Former European school student and university graduate Constance Piat talks about “Défibus”, a nomadic project to tour Europe and foster integration of refugees and migrants in host communities.
When former European school student Constance Piat ventured into the Calais jungle migrant camp as a volunteer teacher in September 2016, she had little idea what she was getting herself into. “We did a Facebook search and found the École laïque du Chemin des Dunes. They told us to put their address in our GPS and come over,” Piat explains.
Despite reservations of her family, she and friend Solène Burtz drove five hours to the notorious Calais jungle, where at one point around 10,000 migrants were thought to be living.
There they were greeted with a scene reminiscent of shanty towns in Brazil: a wasteland surrounded by police cars and all around makeshift housing. “They put me in front of a blackboard. I had never taught French before. And they said ‘teach!’”. The two young women taught for just over three weeks, an experience which would stay with them for months afterwards.
“We thought about what we learned from this experience and what others could learn,” says Piat. The challenge for her was deciding where to stand in the debate. “We knew people in Calais were angry about the camp… In another way we saw police being violent against migrants. We heard stories about mafias and children being abused. This whole mix was difficult for us to form an opinion because we can understand all sides of the debate.”

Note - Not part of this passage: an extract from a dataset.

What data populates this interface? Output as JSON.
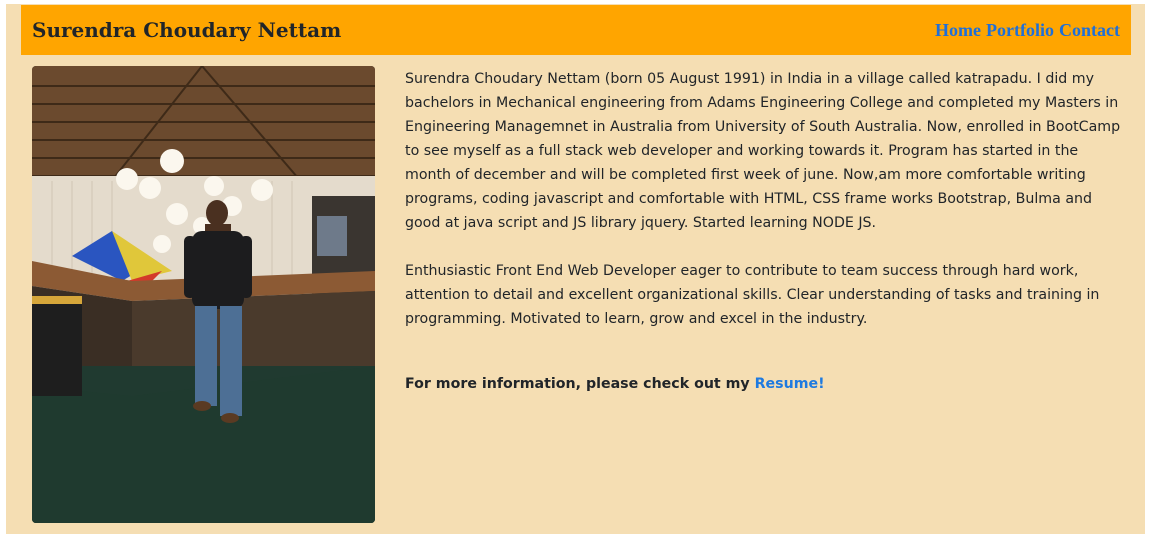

The friends were, however, deeply touched by the motivated people they had taught, particularly the young adults whose potential was being wasted because they were not able to integrate locally. They were also aware, having launched a fundraising drive to buy materials for the school, that there was a lot of goodwill in local host communities.
After the Calais jungle closed, Piat and Burtz began formulating their own integration project--“Défibus”. “We want to travel around Europe to make people collaborate on dynamic, short-term projects for young people to meet one another,” Piat explains. “We want to do it for host communities and refugees to meet and be put in touch with local charities.”

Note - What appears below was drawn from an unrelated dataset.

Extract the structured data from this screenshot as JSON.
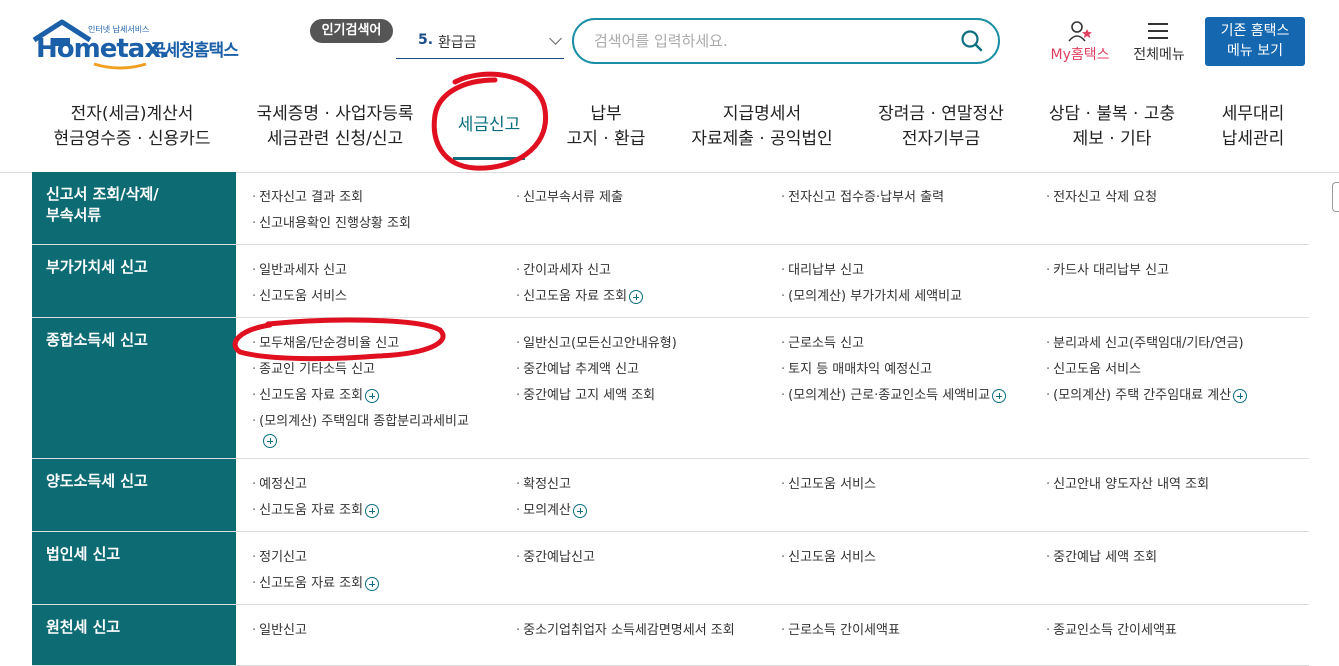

The pair are currently working on raising funds for the project. In May they will conduct a pilot in Lille, where young adult refugees will work with local residents to make a music video over two days. They will likely do a second pilot in Paris before beginning a project in June/July proposing similar creative challenges to the beneficiaries.
The first stop on their European tour will be Luxembourg, where they will work with local charities Hariko and Passerelle.
Piat adds: “In parallel we will do a project with portraits of the people and local groups we work with, sort of like a ‘Humans of Europe’… It’s more to keep a trace and maybe for people who did not come to our launch to see what’s out there.”
This article was first published in the May 2017 issue of Delano magazine. Be the first to read Delano articles on paper before they’re posted online, plus read exclusive features and interviews that only appear in the print edition, by subscribing online.